## [Work task]
What is needed is every line of the material that contains "Afficher".

════════

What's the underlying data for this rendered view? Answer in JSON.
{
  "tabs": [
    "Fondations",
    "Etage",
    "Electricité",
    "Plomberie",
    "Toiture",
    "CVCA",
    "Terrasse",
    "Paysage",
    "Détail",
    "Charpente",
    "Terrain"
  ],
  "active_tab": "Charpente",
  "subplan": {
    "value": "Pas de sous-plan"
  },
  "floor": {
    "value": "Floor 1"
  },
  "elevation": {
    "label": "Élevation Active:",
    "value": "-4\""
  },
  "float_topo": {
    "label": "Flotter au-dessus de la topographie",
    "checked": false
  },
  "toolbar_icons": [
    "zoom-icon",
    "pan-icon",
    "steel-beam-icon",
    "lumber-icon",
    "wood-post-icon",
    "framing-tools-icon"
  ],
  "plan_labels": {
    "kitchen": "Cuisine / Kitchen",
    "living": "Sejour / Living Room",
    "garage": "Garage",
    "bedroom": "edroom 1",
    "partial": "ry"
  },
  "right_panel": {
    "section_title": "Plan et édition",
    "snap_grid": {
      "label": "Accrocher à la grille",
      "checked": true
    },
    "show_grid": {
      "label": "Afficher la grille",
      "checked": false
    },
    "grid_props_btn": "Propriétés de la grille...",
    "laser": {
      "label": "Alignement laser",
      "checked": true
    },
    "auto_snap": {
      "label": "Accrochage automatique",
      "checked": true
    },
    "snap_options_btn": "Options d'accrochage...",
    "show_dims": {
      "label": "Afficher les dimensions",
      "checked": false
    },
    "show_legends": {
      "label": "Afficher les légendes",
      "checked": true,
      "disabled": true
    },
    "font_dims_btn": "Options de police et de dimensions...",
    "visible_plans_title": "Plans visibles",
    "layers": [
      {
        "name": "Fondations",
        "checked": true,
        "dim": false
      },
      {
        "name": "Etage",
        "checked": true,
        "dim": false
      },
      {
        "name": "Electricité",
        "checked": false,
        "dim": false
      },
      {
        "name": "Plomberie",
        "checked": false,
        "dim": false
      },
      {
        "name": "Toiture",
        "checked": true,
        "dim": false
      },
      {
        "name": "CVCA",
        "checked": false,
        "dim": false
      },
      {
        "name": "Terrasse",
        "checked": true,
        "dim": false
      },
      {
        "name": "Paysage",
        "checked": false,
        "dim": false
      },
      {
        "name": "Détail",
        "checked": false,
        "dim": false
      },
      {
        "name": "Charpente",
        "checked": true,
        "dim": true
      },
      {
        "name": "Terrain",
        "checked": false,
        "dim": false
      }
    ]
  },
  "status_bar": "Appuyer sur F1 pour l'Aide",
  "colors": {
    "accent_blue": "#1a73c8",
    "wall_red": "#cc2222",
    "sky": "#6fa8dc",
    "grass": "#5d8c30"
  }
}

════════

## [Response]
      "label": "Afficher la grille",
      "label": "Afficher les dimensions",
      "label": "Afficher les légendes",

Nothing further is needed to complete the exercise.